[Data records]
# # # # # # #
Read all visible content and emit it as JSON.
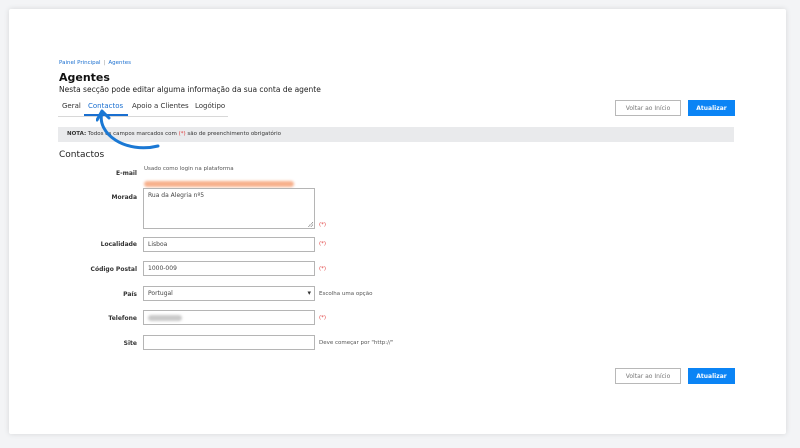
{
  "breadcrumb": {
    "home": "Painel Principal",
    "separator": "|",
    "current": "Agentes"
  },
  "header": {
    "title": "Agentes",
    "subtitle": "Nesta secção pode editar alguma informação da sua conta de agente"
  },
  "tabs": [
    {
      "label": "Geral",
      "active": false
    },
    {
      "label": "Contactos",
      "active": true
    },
    {
      "label": "Apoio a Clientes",
      "active": false
    },
    {
      "label": "Logótipo",
      "active": false
    }
  ],
  "buttons": {
    "back_label": "Voltar ao Início",
    "update_label": "Atualizar"
  },
  "note": {
    "prefix": "NOTA:",
    "text_start": "Todos os campos marcados com",
    "required_marker": "(*)",
    "text_end": "são de preenchimento obrigatório"
  },
  "section": {
    "title": "Contactos"
  },
  "form": {
    "email": {
      "label": "E-mail",
      "hint": "Usado como login na plataforma"
    },
    "address": {
      "label": "Morada",
      "value": "Rua da Alegria nº5",
      "required": "(*)"
    },
    "locality": {
      "label": "Localidade",
      "value": "Lisboa",
      "required": "(*)"
    },
    "postal_code": {
      "label": "Código Postal",
      "value": "1000-009",
      "required": "(*)"
    },
    "country": {
      "label": "País",
      "value": "Portugal",
      "hint": "Escolha uma opção"
    },
    "phone": {
      "label": "Telefone",
      "required": "(*)"
    },
    "site": {
      "label": "Site",
      "value": "",
      "hint": "Deve começar por \"http://\""
    }
  },
  "colors": {
    "accent": "#0b84f5",
    "link": "#1a6fd0",
    "required": "#e03a3a",
    "annotation": "#1a78d4"
  },
  "icons": {
    "select": "chevron-down-icon",
    "annotation": "curved-arrow-icon"
  }
}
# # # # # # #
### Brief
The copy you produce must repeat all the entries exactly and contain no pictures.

### Written response
Read all visible content and emit it as JSON.
{
  "breadcrumb": {
    "home": "Painel Principal",
    "separator": "|",
    "current": "Agentes"
  },
  "header": {
    "title": "Agentes",
    "subtitle": "Nesta secção pode editar alguma informação da sua conta de agente"
  },
  "tabs": [
    {
      "label": "Geral",
      "active": false
    },
    {
      "label": "Contactos",
      "active": true
    },
    {
      "label": "Apoio a Clientes",
      "active": false
    },
    {
      "label": "Logótipo",
      "active": false
    }
  ],
  "buttons": {
    "back_label": "Voltar ao Início",
    "update_label": "Atualizar"
  },
  "note": {
    "prefix": "NOTA:",
    "text_start": "Todos os campos marcados com",
    "required_marker": "(*)",
    "text_end": "são de preenchimento obrigatório"
  },
  "section": {
    "title": "Contactos"
  },
  "form": {
    "email": {
      "label": "E-mail",
      "hint": "Usado como login na plataforma"
    },
    "address": {
      "label": "Morada",
      "value": "Rua da Alegria nº5",
      "required": "(*)"
    },
    "locality": {
      "label": "Localidade",
      "value": "Lisboa",
      "required": "(*)"
    },
    "postal_code": {
      "label": "Código Postal",
      "value": "1000-009",
      "required": "(*)"
    },
    "country": {
      "label": "País",
      "value": "Portugal",
      "hint": "Escolha uma opção"
    },
    "phone": {
      "label": "Telefone",
      "required": "(*)"
    },
    "site": {
      "label": "Site",
      "value": "",
      "hint": "Deve começar por \"http://\""
    }
  },
  "colors": {
    "accent": "#0b84f5",
    "link": "#1a6fd0",
    "required": "#e03a3a",
    "annotation": "#1a78d4"
  },
  "icons": {
    "select": "chevron-down-icon",
    "annotation": "curved-arrow-icon"
  }
}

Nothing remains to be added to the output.